  • M. Walde
  • J. Monypenny
  • R. Heintzmann
  • G.E. Jones
  • S. Cox

Journal

  • PLoS ONE

Citation

  • PLoS ONE 9 (2): e88251

Abstract

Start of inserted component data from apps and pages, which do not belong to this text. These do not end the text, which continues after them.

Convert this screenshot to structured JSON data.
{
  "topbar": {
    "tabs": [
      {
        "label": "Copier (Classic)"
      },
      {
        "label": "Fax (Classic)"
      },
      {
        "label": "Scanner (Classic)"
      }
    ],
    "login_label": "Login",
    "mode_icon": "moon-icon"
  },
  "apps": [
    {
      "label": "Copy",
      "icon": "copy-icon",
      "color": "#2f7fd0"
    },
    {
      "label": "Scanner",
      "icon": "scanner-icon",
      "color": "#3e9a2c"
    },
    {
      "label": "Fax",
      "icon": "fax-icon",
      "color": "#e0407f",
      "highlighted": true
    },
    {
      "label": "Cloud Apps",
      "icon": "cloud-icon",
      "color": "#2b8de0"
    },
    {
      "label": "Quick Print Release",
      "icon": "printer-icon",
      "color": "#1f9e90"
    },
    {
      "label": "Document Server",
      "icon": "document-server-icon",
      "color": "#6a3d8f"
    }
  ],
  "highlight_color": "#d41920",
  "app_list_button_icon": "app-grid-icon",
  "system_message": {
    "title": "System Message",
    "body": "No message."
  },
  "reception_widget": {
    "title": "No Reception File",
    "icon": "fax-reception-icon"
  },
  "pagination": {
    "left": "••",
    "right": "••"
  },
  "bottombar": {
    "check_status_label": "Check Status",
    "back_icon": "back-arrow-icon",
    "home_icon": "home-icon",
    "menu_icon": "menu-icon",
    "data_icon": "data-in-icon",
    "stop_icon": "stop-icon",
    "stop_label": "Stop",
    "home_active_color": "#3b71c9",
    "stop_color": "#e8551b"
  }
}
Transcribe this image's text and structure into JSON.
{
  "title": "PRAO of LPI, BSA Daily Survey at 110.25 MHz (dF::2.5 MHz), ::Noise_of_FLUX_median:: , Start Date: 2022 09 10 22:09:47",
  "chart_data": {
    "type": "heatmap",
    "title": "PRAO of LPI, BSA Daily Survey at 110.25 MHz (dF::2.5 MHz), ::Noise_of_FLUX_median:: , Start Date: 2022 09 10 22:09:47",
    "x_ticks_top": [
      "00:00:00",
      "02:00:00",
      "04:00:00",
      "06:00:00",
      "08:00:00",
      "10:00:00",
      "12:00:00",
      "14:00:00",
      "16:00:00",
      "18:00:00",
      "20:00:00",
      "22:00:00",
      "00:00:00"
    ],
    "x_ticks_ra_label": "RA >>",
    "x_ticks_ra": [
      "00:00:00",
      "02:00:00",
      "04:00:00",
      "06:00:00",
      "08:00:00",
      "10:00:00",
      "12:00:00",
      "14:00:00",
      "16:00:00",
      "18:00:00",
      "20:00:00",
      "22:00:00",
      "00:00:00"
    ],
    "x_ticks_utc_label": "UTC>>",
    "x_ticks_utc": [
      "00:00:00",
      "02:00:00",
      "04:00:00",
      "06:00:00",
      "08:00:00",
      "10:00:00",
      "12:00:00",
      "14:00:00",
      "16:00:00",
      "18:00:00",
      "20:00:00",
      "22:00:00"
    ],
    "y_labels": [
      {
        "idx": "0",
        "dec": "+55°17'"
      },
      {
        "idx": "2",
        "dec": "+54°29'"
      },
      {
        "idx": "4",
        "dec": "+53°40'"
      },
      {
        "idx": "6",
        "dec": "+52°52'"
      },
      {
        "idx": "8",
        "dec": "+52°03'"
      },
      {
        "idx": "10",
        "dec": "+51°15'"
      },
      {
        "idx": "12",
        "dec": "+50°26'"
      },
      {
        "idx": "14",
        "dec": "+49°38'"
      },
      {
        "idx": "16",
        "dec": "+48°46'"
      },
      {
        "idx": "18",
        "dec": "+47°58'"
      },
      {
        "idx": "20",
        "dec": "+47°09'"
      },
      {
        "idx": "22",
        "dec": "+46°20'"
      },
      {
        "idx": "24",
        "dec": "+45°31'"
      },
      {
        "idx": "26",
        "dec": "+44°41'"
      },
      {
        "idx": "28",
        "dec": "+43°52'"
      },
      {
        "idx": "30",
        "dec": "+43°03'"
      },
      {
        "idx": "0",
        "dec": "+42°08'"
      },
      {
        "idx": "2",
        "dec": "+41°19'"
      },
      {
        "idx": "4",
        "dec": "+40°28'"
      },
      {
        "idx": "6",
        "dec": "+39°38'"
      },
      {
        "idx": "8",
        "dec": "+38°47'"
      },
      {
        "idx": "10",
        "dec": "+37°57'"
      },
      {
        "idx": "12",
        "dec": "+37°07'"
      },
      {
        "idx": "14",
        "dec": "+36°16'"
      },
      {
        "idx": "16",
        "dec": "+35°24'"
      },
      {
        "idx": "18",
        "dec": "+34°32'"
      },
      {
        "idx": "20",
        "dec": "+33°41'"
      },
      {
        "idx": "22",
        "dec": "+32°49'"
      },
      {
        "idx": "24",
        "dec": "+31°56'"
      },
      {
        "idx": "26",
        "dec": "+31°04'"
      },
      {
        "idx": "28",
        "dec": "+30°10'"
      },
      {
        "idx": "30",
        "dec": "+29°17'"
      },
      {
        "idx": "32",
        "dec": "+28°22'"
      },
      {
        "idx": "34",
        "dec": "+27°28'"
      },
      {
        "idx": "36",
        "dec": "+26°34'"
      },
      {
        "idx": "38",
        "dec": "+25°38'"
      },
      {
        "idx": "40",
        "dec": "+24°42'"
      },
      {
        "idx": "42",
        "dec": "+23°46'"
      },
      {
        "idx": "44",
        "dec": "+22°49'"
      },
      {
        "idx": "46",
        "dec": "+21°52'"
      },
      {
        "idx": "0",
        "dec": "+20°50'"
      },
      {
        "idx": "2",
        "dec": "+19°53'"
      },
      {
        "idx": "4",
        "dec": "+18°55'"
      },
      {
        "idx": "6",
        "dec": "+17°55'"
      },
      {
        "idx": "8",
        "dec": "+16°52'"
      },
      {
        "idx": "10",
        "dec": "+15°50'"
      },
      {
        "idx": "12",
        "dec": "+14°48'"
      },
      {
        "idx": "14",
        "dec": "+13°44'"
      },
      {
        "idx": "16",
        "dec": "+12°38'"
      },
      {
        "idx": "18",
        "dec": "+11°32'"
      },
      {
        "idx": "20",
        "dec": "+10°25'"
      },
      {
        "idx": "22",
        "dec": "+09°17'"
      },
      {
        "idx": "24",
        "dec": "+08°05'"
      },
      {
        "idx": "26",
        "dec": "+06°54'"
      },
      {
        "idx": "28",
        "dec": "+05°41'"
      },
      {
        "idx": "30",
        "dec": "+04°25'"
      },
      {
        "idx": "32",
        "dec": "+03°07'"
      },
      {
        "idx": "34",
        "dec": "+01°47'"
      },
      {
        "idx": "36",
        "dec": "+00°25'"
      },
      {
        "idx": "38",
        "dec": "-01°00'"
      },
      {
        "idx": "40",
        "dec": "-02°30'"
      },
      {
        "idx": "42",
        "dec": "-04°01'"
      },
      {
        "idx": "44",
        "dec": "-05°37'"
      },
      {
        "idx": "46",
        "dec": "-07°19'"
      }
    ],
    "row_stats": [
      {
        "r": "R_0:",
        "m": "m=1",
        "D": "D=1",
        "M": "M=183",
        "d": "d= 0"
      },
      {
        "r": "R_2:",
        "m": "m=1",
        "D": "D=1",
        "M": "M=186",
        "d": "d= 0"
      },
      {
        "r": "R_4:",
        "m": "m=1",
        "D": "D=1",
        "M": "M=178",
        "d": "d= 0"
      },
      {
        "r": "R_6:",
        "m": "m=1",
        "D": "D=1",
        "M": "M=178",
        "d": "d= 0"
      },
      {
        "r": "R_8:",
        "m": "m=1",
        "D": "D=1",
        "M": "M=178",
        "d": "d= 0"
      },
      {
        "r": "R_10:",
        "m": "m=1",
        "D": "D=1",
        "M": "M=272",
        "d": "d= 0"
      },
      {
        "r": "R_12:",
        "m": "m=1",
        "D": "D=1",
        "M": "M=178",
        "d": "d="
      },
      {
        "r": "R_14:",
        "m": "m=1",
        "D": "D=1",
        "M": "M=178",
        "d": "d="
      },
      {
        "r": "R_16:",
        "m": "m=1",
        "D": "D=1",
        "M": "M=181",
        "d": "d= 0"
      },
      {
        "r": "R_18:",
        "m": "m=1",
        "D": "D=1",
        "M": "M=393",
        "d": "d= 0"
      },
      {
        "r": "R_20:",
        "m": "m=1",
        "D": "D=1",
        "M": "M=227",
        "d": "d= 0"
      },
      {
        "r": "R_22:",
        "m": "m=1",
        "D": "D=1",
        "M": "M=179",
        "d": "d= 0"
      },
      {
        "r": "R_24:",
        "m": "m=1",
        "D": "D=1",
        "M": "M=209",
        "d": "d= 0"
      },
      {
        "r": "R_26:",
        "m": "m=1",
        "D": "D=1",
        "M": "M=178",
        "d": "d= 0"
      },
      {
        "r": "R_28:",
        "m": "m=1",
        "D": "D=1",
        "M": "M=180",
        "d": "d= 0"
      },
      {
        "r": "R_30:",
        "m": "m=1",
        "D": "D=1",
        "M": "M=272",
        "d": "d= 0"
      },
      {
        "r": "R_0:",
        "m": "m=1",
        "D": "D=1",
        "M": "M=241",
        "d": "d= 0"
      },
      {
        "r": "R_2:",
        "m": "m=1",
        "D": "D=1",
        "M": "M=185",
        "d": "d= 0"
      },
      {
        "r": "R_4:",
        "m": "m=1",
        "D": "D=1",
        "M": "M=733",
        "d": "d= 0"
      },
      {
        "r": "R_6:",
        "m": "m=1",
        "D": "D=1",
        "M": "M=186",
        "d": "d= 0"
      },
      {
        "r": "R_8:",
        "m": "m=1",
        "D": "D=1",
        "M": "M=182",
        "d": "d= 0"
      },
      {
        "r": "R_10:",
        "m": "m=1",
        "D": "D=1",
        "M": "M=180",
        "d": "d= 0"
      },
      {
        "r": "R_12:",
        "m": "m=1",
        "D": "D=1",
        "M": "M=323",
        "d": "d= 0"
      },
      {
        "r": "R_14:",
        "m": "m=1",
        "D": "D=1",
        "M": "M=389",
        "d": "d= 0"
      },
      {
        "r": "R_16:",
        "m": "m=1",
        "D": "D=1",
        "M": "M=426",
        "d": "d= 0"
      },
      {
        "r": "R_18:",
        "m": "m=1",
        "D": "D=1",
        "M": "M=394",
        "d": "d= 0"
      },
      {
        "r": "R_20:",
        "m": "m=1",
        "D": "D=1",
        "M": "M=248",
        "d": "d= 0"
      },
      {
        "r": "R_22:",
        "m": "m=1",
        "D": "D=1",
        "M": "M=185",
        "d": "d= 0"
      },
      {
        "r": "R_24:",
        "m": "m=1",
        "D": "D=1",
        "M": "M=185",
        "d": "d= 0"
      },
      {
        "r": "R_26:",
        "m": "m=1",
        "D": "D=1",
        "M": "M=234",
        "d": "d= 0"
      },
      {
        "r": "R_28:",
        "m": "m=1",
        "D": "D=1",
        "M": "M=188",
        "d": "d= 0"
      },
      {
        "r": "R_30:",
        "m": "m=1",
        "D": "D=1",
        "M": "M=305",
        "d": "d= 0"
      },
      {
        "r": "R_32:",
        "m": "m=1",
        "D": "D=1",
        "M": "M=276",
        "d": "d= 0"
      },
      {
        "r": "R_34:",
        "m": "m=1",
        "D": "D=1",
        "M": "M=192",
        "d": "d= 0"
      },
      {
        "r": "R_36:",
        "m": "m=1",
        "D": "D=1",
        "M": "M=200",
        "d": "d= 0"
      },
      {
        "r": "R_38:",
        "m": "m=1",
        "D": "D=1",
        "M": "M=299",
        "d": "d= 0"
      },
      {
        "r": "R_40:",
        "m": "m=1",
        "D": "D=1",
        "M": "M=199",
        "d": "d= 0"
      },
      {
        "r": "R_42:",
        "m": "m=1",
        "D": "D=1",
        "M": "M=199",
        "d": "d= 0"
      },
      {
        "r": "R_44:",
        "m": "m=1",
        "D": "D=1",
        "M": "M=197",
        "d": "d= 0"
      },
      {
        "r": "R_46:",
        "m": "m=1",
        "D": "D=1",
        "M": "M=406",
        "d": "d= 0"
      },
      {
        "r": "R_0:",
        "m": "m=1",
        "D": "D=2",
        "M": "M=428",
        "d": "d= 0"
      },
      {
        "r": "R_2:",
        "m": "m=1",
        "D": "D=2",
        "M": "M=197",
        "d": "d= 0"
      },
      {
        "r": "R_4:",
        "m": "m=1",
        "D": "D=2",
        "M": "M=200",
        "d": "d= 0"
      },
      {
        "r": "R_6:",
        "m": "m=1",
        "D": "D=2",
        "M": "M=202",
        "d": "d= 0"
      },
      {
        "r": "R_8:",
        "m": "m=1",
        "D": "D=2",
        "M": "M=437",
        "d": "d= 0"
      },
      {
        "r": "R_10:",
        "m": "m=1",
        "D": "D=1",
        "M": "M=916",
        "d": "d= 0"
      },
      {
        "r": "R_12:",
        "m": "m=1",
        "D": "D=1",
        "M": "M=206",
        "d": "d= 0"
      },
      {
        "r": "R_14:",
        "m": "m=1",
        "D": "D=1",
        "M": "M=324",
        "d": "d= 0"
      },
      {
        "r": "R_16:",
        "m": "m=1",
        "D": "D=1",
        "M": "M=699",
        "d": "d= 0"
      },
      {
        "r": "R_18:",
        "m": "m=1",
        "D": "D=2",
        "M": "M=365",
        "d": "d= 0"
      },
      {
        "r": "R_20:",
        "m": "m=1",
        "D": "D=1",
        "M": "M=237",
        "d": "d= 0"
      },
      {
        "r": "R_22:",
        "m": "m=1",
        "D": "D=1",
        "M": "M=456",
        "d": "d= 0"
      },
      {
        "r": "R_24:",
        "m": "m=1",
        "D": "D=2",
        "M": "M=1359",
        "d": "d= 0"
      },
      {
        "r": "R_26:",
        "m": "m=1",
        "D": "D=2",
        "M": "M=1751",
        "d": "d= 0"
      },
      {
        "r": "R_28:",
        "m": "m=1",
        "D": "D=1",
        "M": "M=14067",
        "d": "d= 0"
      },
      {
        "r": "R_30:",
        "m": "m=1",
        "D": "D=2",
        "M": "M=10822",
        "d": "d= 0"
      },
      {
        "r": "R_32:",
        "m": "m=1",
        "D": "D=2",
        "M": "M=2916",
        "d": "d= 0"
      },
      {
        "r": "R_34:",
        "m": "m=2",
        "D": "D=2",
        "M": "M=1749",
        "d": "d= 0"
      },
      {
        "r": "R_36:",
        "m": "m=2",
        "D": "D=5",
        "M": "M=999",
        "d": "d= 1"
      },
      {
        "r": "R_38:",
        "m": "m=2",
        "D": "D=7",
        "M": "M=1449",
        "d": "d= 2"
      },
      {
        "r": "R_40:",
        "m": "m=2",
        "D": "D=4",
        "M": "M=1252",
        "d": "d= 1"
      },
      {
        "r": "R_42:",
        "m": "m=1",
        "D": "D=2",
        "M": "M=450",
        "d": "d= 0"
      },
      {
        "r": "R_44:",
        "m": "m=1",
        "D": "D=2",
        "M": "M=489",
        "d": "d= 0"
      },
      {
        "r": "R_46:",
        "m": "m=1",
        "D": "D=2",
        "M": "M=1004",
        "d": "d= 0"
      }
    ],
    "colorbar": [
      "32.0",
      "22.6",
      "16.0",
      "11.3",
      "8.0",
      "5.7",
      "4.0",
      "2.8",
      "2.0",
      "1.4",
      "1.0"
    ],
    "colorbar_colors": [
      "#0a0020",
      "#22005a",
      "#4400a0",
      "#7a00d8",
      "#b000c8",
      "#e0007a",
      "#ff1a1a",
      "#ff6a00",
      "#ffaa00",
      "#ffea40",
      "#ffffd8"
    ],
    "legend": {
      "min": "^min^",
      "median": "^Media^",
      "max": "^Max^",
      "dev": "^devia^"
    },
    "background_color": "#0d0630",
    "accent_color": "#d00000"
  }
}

  • Podosomes are highly dynamic actin-rich adhesive structures formed predominantly by cells of the monocytic lineage, which degrade the extracellular matrix. They consist of a core of F-actin and actin-regulating proteins, surrounded by a ring of adhesion-associated proteins such as vinculin. We have characterised the structure of podosomes in macrophages, particularly the structure of the ring, using three super-resolution fluorescence microscopy techniques: stimulated emission depletion microscopy, structured illumination microscopy and localisation microscopy. Rather than being round, as previously assumed, we found the vinculin ring to be created from relatively straight strands of vinculin, resulting in a distinctly polygonal shape. The strands bind preferentially at angles between 116° and 135°. Furthermore, adjacent vinculin strands are observed nucleating at the corners of the podosomes, suggesting a mechanism for podosome growth.


DOI

doi:10.1371/journal.pone.0088251